In 1521, the year Ponce de León made his attempt to settle Florida, France and Spain went to war. This war set the tone of Franco-Spanish relations for decades to come and served as the backdrop to Pedro Menéndez’s child hood and coming of age. The war began in the north and clashes occurred on the Bay of Biscay and in the Pyrenees Mountains which separate Spain and France. One of the consequences of this war was the onslaught of French privateers, known as corsarios, which for the first time began a serious assault on the wealthy Spanish shipping from the Indies. This began in 1523 with the capture of three Spanish ships carrying Mexican Aztec treasure from Hernán Cortéz to the court of Charles V.

These very rich prizes gave the French a taste for Spanish gold and corsairs appeared in great numbers off the coasts of the Azores, the Canaries, and San Lúcar de la Barrameda, the entrance to the Guadalquivir River and the port of Seville. In response to this, in 1526 the Spanish prohibited the sailing of individual vessels to and from the Indies and organized them into an annual convoy system that would remain a Spanish practice for centuries. This resulted in a decrease of Spanish losses and also led to the capture of numerous French corsairs by the Spanish defenders of the fleet known as “la guarda de flotas”. With this change in tactics, French corsairs expanded their horizons to the Indies themselves where they assaulted vessels engaged in the inter-island trade and sacked Spanish coastal settlements.

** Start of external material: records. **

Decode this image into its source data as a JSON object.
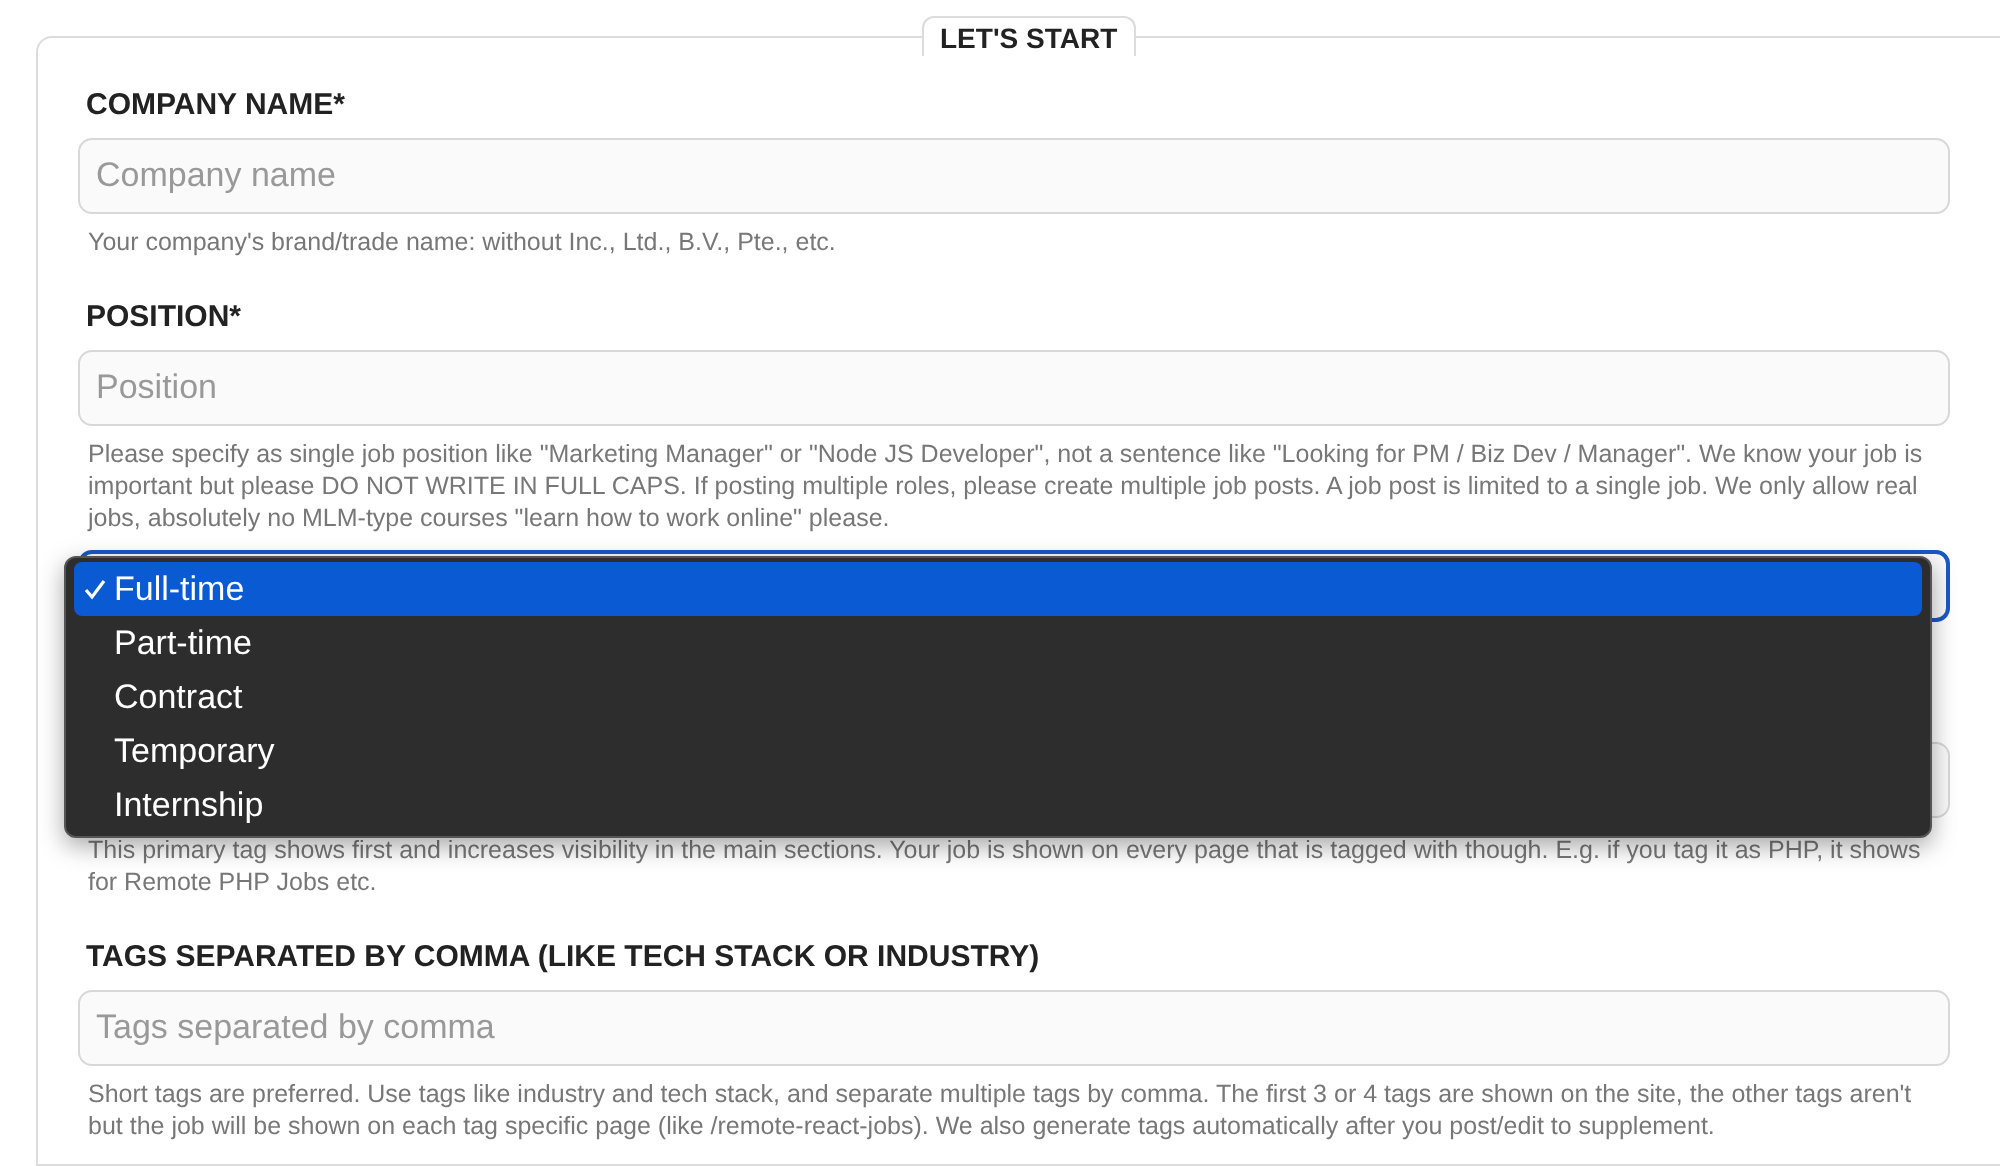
{
  "legend": "LET'S START",
  "fields": [
    {
      "kind": "text",
      "label": "COMPANY NAME*",
      "placeholder": "Company name",
      "help": "Your company's brand/trade name: without Inc., Ltd., B.V., Pte., etc."
    },
    {
      "kind": "text",
      "label": "POSITION*",
      "placeholder": "Position",
      "help": "Please specify as single job position like \"Marketing Manager\" or \"Node JS Developer\", not a sentence like \"Looking for PM / Biz Dev / Manager\". We know your job is important but please DO NOT WRITE IN FULL CAPS. If posting multiple roles, please create multiple job posts. A job post is limited to a single job. We only allow real jobs, absolutely no MLM-type courses \"learn how to work online\" please."
    },
    {
      "kind": "select",
      "focused": true,
      "options": [
        {
          "label": "Full-time",
          "selected": true
        },
        {
          "label": "Part-time",
          "selected": false
        },
        {
          "label": "Contract",
          "selected": false
        },
        {
          "label": "Temporary",
          "selected": false
        },
        {
          "label": "Internship",
          "selected": false
        }
      ]
    },
    {
      "kind": "covered",
      "help": "This primary tag shows first and increases visibility in the main sections. Your job is shown on every page that is tagged with though. E.g. if you tag it as PHP, it shows for Remote PHP Jobs etc."
    },
    {
      "kind": "text",
      "label": "TAGS SEPARATED BY COMMA (LIKE TECH STACK OR INDUSTRY)",
      "placeholder": "Tags separated by comma",
      "help": "Short tags are preferred. Use tags like industry and tech stack, and separate multiple tags by comma. The first 3 or 4 tags are shown on the site, the other tags aren't but the job will be shown on each tag specific page (like /remote-react-jobs). We also generate tags automatically after you post/edit to supplement."
    }
  ]
}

When Pedro Menéndez was ten years old in 1529, the Spanish Emperor Charles V gave permission to a number of northern ports to engage in trade with the Indies. Among these was Avilés in Asturias. These northerners, or norteños, had a long established reputation for maritime excellence in both the shipbuilding trade and in warfare. The iron and timber resources of northern Spain and its coast line on the Bay of Biscay made shipbuilding a natural industry. Warfare between Spain and its neighbors and the consequent maritime losses contributed to the shipbuilding industry by providing a continuing need for new shipping.

In times of war the Spanish crown gave letters-of-marque to captains who would outfit and arm ships at their own cost, often in share holding companies, to make war on the enemies of Spain and which operated independently of la guarda de flotas.  Spanish privateers who went after French corsarios were called contra corsarios, and when it came to warfare the norteños had a fearsome reputation as privateers on the Bay of Biscay and elsewhere.  Norteños are very well represented among mariners who undertook to protect Spain’s trade. These included such men as Juanot de Villaviciosa, Domingo de Villaviciosa, Bartolomé Carreño, and Álvaro Sánchez de Avilés, the elder brother of Pedro Menéndez from whom Menéndez would learn much about seamanship and fighting. This was the world in which Pedro Menéndez de Avilés grew and came of age and which shaped his historical trajectory.